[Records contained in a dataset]
-- -- --

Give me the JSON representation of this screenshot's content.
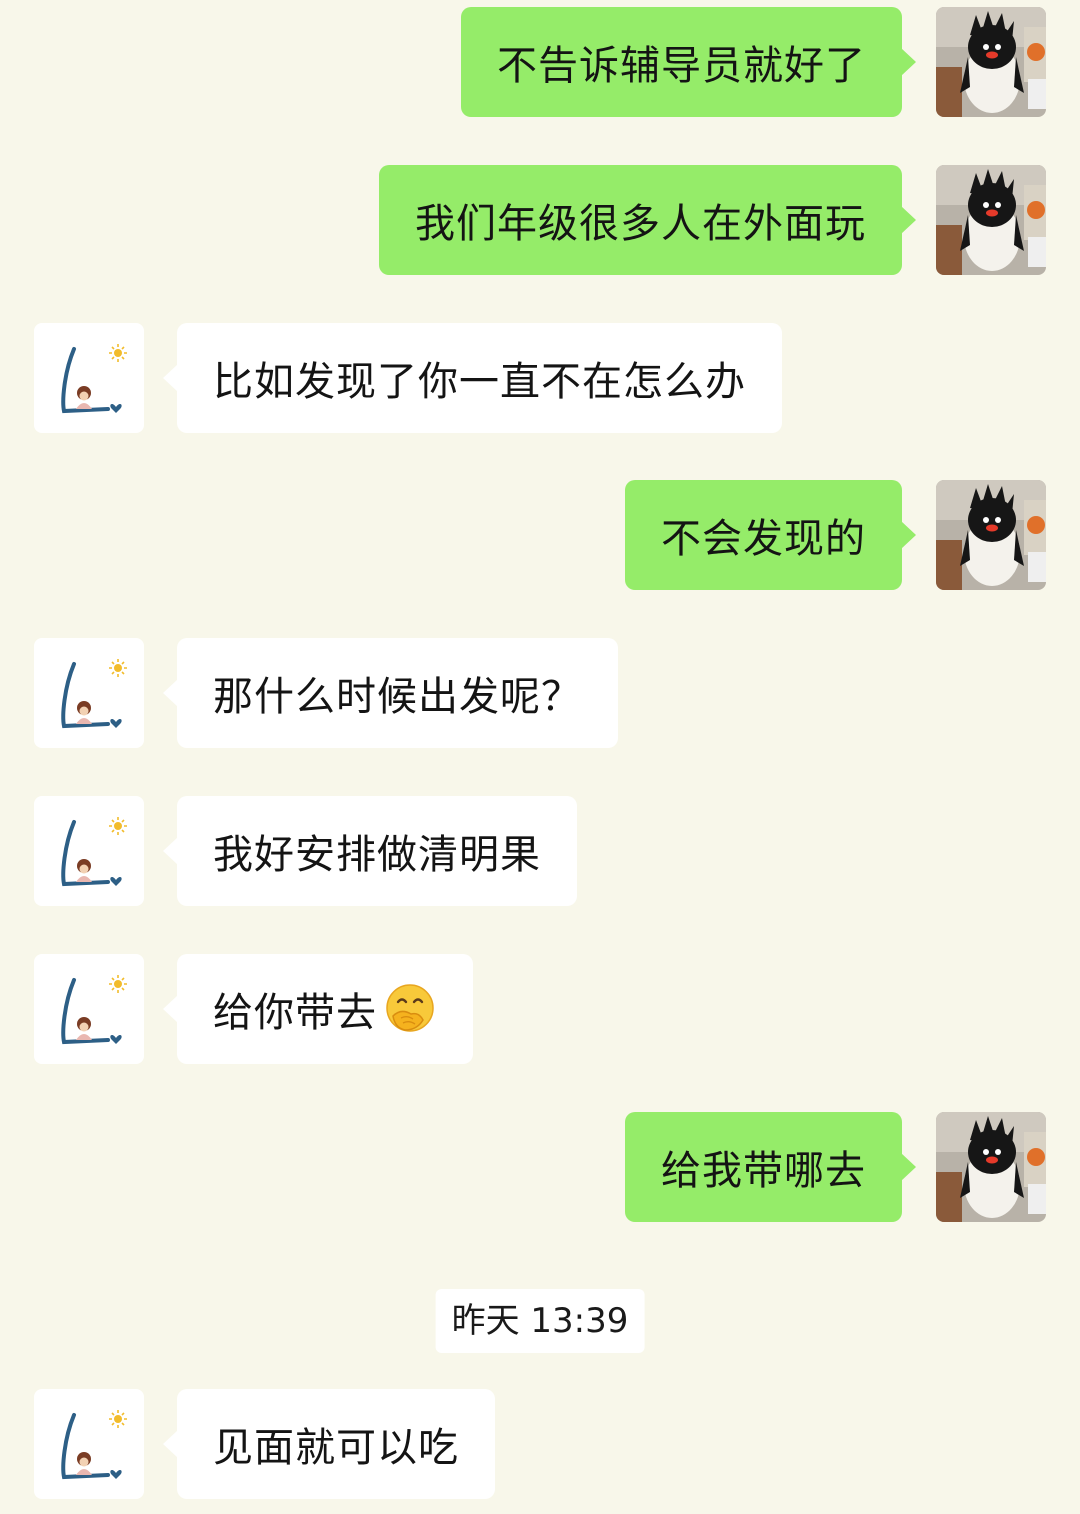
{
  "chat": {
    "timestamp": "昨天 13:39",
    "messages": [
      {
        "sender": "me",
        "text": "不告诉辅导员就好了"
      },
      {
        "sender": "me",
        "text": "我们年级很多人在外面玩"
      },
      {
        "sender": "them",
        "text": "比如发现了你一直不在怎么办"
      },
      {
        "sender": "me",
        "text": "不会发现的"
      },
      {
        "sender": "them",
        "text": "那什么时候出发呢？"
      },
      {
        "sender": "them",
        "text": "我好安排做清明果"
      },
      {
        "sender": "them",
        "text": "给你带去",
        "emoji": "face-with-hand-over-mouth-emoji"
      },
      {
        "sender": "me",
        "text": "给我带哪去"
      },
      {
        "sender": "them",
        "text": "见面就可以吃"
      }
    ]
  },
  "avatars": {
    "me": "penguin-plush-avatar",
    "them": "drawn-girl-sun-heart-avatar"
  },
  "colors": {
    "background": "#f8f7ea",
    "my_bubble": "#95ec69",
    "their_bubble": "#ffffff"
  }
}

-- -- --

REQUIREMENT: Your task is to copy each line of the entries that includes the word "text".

COMPLETED TASK:
        "text": "不告诉辅导员就好了"
        "text": "我们年级很多人在外面玩"
        "text": "比如发现了你一直不在怎么办"
        "text": "不会发现的"
        "text": "那什么时候出发呢？"
        "text": "我好安排做清明果"
        "text": "给你带去",
        "text": "给我带哪去"
        "text": "见面就可以吃"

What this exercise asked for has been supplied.